- WHAT THIS TASK INVOLVES
Which lines have the string "Configuración"? Copy all of them from the entries below.

BEGIN

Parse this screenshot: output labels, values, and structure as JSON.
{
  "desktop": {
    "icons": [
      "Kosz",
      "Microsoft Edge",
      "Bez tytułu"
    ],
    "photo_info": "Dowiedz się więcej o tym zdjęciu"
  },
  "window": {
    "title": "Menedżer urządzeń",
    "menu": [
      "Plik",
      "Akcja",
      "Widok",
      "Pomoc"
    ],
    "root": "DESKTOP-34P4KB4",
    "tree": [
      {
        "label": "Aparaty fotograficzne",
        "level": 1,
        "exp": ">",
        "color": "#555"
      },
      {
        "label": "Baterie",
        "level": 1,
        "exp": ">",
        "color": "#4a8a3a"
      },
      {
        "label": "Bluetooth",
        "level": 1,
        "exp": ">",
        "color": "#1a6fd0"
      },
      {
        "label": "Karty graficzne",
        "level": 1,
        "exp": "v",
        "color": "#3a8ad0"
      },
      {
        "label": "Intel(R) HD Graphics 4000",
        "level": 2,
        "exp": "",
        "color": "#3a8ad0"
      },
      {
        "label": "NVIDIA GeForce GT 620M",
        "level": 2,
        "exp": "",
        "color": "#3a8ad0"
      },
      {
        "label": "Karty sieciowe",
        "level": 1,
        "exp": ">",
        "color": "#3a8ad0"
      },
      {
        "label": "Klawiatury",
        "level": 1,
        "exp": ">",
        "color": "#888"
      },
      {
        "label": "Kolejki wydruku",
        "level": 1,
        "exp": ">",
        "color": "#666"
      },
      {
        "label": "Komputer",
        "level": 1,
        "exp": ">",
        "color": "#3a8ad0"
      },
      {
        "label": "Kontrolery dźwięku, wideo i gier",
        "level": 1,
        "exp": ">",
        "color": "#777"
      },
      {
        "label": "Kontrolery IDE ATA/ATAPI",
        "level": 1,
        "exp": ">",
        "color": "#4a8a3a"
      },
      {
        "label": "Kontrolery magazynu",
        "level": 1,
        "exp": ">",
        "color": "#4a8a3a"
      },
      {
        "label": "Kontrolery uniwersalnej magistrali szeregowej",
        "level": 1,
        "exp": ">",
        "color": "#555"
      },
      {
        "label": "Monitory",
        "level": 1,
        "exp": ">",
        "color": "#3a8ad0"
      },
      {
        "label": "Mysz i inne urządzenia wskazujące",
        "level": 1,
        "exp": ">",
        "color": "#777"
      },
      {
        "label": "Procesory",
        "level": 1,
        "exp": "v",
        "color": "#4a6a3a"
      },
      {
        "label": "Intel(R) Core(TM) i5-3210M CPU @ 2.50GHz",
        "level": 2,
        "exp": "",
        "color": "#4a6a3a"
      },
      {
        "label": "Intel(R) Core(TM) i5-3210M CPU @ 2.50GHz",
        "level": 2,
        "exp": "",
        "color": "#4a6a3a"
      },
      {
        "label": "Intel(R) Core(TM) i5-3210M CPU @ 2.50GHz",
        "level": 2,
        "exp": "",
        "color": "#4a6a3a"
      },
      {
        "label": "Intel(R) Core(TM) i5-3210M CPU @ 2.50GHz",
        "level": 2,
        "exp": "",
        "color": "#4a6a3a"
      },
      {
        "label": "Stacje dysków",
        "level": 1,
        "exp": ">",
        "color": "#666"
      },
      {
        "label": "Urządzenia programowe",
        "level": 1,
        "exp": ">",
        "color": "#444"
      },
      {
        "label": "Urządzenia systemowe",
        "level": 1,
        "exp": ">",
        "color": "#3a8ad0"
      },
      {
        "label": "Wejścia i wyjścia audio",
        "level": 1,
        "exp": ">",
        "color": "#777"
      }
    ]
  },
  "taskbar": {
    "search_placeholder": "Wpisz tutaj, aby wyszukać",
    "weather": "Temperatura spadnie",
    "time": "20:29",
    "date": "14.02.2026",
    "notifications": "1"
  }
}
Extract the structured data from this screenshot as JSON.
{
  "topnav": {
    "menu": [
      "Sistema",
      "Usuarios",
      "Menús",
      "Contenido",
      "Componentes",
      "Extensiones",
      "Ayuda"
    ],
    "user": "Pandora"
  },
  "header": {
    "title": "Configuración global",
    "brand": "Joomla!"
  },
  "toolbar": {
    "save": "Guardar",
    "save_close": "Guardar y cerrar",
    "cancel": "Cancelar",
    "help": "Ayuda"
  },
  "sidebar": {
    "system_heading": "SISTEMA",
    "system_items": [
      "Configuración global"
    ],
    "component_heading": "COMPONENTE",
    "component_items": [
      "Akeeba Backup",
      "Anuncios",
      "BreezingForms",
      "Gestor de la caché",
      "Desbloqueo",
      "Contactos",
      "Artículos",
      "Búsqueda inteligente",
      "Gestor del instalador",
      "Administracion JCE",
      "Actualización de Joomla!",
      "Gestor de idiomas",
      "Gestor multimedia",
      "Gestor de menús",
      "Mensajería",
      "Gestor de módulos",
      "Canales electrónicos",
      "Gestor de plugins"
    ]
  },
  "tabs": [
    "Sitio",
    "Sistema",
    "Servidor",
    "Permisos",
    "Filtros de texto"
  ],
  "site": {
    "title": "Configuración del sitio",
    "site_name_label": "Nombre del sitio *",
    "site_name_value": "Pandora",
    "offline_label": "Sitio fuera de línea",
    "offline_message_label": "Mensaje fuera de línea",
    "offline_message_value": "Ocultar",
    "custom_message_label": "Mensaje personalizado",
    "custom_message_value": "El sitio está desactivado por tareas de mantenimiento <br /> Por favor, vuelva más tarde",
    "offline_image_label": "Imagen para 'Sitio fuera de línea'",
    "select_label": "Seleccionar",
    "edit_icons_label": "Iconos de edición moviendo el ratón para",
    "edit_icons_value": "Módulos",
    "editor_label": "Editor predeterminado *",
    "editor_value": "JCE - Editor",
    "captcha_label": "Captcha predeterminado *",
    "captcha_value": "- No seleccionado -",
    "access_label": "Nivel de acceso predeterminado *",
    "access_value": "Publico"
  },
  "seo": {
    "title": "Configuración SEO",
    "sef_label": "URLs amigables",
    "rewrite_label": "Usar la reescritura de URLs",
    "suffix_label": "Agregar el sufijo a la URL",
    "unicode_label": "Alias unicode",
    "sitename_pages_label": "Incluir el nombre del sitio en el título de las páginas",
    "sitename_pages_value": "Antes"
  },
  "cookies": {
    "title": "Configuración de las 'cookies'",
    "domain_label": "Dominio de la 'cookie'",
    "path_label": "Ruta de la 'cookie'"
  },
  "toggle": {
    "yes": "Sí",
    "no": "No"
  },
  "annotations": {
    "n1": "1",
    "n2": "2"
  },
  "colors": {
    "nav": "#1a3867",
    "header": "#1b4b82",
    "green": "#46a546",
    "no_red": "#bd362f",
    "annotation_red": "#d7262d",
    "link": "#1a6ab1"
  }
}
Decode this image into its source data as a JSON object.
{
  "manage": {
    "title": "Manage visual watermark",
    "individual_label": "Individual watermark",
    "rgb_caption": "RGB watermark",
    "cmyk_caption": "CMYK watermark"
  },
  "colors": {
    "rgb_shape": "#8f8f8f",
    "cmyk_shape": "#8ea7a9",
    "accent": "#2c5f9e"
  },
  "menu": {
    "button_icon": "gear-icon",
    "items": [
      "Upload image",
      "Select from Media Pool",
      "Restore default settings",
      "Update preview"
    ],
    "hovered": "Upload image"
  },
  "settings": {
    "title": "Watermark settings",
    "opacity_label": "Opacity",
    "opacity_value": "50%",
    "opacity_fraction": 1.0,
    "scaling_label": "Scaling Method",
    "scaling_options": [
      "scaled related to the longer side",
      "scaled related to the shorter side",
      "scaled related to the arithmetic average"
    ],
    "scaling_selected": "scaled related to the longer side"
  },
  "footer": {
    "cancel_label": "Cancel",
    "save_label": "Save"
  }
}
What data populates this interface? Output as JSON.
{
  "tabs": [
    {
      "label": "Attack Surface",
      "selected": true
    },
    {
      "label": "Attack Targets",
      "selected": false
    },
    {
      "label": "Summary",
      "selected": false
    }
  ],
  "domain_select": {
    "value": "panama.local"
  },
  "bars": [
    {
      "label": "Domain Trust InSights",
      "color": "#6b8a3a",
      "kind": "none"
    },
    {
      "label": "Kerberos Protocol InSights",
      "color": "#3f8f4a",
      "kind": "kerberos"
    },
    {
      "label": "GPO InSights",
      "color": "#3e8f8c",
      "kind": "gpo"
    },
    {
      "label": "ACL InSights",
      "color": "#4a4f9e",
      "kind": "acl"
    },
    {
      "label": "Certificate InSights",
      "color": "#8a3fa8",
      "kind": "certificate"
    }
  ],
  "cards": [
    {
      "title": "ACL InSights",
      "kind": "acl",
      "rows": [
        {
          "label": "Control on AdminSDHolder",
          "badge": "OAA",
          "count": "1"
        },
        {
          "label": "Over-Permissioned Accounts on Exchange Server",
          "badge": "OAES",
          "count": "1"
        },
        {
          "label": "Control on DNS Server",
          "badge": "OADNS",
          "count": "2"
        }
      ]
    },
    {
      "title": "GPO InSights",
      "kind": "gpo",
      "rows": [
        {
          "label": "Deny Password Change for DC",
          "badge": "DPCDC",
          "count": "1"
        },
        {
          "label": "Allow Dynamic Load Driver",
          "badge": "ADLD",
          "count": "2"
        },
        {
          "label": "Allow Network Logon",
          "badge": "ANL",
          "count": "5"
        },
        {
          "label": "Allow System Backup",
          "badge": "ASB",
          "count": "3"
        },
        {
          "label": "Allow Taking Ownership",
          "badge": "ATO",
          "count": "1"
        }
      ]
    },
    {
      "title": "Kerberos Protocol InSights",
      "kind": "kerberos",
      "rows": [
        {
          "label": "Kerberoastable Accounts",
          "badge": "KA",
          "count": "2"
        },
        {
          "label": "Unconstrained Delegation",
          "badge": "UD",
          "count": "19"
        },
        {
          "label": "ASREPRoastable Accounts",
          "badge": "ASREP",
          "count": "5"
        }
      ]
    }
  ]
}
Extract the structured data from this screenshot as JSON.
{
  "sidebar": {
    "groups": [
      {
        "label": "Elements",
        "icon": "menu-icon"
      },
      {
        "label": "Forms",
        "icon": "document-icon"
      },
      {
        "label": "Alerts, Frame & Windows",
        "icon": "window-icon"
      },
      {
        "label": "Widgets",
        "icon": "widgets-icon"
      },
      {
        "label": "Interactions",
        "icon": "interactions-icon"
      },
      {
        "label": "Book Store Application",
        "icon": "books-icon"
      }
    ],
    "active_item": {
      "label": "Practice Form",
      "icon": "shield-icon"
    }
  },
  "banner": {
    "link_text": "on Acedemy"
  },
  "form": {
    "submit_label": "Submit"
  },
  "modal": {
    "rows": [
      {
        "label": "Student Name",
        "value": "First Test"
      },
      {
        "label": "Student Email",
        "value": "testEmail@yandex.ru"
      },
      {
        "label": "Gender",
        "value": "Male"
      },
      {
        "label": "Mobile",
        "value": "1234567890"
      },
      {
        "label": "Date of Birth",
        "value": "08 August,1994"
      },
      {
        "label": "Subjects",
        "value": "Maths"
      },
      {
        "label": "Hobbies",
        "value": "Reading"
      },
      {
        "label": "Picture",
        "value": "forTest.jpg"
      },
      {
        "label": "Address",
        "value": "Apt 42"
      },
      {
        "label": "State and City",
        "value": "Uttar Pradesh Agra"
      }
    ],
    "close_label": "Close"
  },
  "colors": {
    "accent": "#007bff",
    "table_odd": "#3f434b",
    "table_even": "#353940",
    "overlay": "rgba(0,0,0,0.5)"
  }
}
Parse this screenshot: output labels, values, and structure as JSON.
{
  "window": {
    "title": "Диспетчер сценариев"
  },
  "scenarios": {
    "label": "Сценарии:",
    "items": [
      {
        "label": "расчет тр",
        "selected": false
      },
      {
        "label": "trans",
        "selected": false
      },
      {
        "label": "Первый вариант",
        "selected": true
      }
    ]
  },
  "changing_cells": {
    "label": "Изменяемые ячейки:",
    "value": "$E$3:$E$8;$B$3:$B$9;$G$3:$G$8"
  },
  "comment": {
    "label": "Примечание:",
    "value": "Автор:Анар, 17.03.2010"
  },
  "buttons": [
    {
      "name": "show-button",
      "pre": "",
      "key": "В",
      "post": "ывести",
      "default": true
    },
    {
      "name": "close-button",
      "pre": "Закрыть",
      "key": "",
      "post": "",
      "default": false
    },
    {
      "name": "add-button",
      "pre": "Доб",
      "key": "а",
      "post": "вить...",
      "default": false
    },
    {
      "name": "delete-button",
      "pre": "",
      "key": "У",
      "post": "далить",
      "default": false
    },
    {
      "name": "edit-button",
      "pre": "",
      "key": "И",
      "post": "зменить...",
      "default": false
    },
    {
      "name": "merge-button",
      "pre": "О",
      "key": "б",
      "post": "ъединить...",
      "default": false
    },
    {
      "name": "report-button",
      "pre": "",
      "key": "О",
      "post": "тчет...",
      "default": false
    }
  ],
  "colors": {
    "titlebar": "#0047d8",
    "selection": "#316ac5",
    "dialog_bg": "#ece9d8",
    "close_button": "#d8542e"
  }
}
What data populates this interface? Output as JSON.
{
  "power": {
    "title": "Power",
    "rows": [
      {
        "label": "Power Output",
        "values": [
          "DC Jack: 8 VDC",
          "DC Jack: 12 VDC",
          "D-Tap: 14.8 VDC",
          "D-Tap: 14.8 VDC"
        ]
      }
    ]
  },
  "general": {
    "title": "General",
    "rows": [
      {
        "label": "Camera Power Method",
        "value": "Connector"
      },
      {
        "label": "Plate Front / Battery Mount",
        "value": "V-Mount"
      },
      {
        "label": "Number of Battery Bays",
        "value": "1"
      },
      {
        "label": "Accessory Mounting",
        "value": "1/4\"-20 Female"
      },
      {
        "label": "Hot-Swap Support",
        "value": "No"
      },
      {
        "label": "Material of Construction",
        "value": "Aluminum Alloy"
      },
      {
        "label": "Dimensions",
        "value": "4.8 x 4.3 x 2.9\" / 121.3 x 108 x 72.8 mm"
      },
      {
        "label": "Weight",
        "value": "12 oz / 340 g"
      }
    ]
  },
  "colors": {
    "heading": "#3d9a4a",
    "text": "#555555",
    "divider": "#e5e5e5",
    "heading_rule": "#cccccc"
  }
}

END

- RESULT OF THE EXERCISE
    "title": "Configuración global",
      "Configuración global"
    "title": "Configuración del sitio",
    "title": "Configuración SEO",
    "title": "Configuración de las 'cookies'",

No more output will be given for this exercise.